> [Records from a data collection]
● ● ● ●

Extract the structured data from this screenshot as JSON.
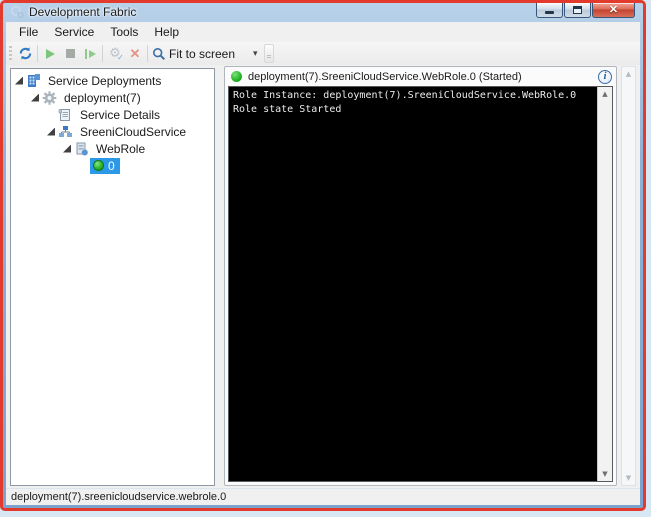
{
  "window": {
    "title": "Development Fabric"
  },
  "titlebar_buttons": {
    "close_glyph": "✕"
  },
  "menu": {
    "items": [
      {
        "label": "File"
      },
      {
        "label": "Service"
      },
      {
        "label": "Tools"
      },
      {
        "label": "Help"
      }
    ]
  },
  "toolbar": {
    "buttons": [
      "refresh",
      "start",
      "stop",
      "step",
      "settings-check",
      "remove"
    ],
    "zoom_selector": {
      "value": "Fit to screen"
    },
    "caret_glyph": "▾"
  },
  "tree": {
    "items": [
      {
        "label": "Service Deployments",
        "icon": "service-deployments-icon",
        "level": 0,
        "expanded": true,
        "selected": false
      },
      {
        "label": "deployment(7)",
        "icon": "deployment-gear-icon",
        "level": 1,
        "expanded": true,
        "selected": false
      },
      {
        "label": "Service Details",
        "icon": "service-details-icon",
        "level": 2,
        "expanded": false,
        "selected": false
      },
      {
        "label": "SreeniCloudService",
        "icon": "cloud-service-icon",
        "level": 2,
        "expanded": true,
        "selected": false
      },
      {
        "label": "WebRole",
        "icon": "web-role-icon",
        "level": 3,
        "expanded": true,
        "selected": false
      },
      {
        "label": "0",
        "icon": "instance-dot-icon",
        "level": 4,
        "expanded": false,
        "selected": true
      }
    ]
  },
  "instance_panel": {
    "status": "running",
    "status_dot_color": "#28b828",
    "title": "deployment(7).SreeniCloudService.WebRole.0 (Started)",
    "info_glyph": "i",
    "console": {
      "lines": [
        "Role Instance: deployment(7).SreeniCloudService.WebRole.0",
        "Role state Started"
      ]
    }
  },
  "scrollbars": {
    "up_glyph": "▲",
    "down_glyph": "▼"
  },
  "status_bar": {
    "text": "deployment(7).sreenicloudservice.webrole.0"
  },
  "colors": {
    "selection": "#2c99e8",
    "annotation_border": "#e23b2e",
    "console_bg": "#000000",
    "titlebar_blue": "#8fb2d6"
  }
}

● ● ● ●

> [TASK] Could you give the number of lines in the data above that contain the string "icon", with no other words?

> [RESPONSE TO THIS TASK] 6